The UK said on Sunday that it has secured 2 million more doses of a promising coronavirus vaccine as it grows to launch the country’s most ambitious vaccination program in decades within a few days.
Britain has had Europe’s deadliest coronavirus outbreak with more than 58,000 confirmed virus-related deaths. It now hopes to reach a more positive milestone by becoming one of the first countries in the world to start vaccinating its population against COVID-19.
The British government has agreed to buy more than 350 million doses of vaccine from seven different producers, if they prove to be effective, as it prepares to vaccinate as many of the country’s 67 million people as possible.
The Department of Health said on Sunday that it had increased its order for a vaccine developed by the American company Moderna from 5 million to 7 million doses, enough for 3.5 million people.
The modern vaccine is expected to be referred to the UK Medicines Agency soon to see if it is safe and effective. Two other vaccines – one developed by Pfizer and the German company BioNTech, the other by Oxford University and AstraZeneca – are already being evaluated by the regulator, the last step before they are rolled out.
The UK has ordered 40 million doses of the Pfizer / BioNTech vaccine and 100 million doses of the Oxford / AstraZeneca vaccine.
Hospitals in England have been told they can receive the first doses of the Pfizer shot as early as the week of December 7 if approved, the Guardian and the Financial Times reported. The US vaccination program also hopes to vaccinate some Americans in December.
The government says that frontline health care staff and nursing homes will be the first to be vaccinated, followed by the elderly, starting with those over 80 years of age. The plan is to work down age and risk groups until all 18 years and older have been inoculated.
Peter Openshaw, professor of experimental medicine at Imperial College London, said he “would not be too surprised if a statement was made within the next two weeks, possibly even as early as next week.”

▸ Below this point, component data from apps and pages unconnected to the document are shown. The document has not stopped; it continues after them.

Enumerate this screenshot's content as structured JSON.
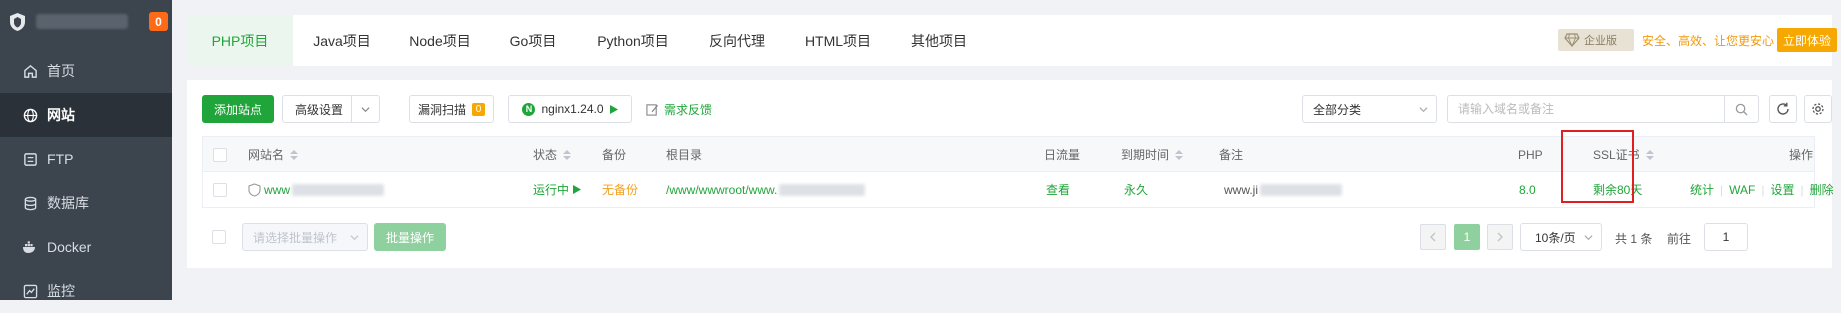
{
  "sidebar": {
    "badge": "0",
    "items": [
      {
        "label": "首页",
        "icon": "home-icon"
      },
      {
        "label": "网站",
        "icon": "globe-icon"
      },
      {
        "label": "FTP",
        "icon": "ftp-icon"
      },
      {
        "label": "数据库",
        "icon": "database-icon"
      },
      {
        "label": "Docker",
        "icon": "docker-icon"
      },
      {
        "label": "监控",
        "icon": "monitor-icon"
      }
    ]
  },
  "tabs": [
    "PHP项目",
    "Java项目",
    "Node项目",
    "Go项目",
    "Python项目",
    "反向代理",
    "HTML项目",
    "其他项目"
  ],
  "enterprise": {
    "badge": "企业版",
    "text": "安全、高效、让您更安心",
    "button": "立即体验"
  },
  "toolbar": {
    "add_site": "添加站点",
    "advanced": "高级设置",
    "vuln_scan": "漏洞扫描",
    "vuln_count": "0",
    "nginx": "nginx1.24.0",
    "feedback": "需求反馈",
    "category": "全部分类",
    "search_placeholder": "请输入域名或备注"
  },
  "table": {
    "headers": {
      "name": "网站名",
      "status": "状态",
      "backup": "备份",
      "root": "根目录",
      "traffic": "日流量",
      "expire": "到期时间",
      "note": "备注",
      "php": "PHP",
      "ssl": "SSL证书",
      "actions": "操作"
    },
    "rows": [
      {
        "name": "www",
        "status": "运行中",
        "backup": "无备份",
        "root": "/www/wwwroot/www.",
        "traffic": "查看",
        "expire": "永久",
        "note": "www.ji",
        "php": "8.0",
        "ssl": "剩余80天",
        "actions": [
          "统计",
          "WAF",
          "设置",
          "删除"
        ]
      }
    ]
  },
  "footer": {
    "batch_placeholder": "请选择批量操作",
    "batch_button": "批量操作",
    "current_page": "1",
    "page_size": "10条/页",
    "total": "共 1 条",
    "goto_label": "前往",
    "goto_value": "1"
  },
  "colors": {
    "brand_green": "#20a53a",
    "sidebar_bg": "#3c444d",
    "highlight_red": "#e02020",
    "warning_orange": "#f0a020"
  }
}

Non-medical personnel, including volunteer first aiders, are already being trained to deliver the shots, which will be administered at about 1,000 community vaccinations and 40 to 50 large-scale facilities at arenas and conference facilities, according to a government document.
Prime Minister Boris Johnson said officials hope to be able to vaccinate “the vast majority of people who need the most protection at Easter.”
Johnson wrote in the Mail on Sunday that the rollout of a vaccine could be “just a few days away.” But he said it would not be a quick end to the burdensome restrictions on business and everyday life that have been put in place to limit the spread of the virus.
“There are still long weeks and months ahead before we can be completely convinced that we can vaccinate enough people in the country and thus remove enough targets for the virus to beat the disease,” he wrote.
A four-week national shutdown in England is expected to end on Wednesday and will be replaced by a system of three levels of regional action. The vast majority of the country is set in the upper two levels, which means that most will be prevented from meeting friends indoors, pubs and restaurants are still facing restrictions and everything from large weddings to driving exercises is prohibited.
Pfizer and BioNTech say their vaccine is 95% effective, according to preliminary data. It must be stored at extremely cold temperatures of about minus 70 degrees Celsius (minus 94 Fahrenheit). The modern vaccine, which must also be stored at freezing temperatures, was also about 95% effective in clinical trials, the company says.
The Oxford-AstraZeneca vaccine can be stored at conventional refrigerator temperatures, making distribution much easier and also cheaper than its main competitors. However, some researchers have questioned gaps in the reported results.
Oxford and AstraZeneca reported this week that their vaccine appeared to be 62% effective in people receiving two doses and 90% effective when volunteers received half a dose followed by a full dose. They said half the dose was administered due to a manufacturing defect, and they are planning a new clinical trial to investigate the most effective dosage.
Complete data from the Oxford-AstraZeneca study are expected to be published soon and may answer some of the questions about the vaccine.
Openshaw said he would like to get a vaccine that is approved.
“If my doctor calls me and says ‘I have an approved vaccine,’ I really do not care what it is,” he told the BBC.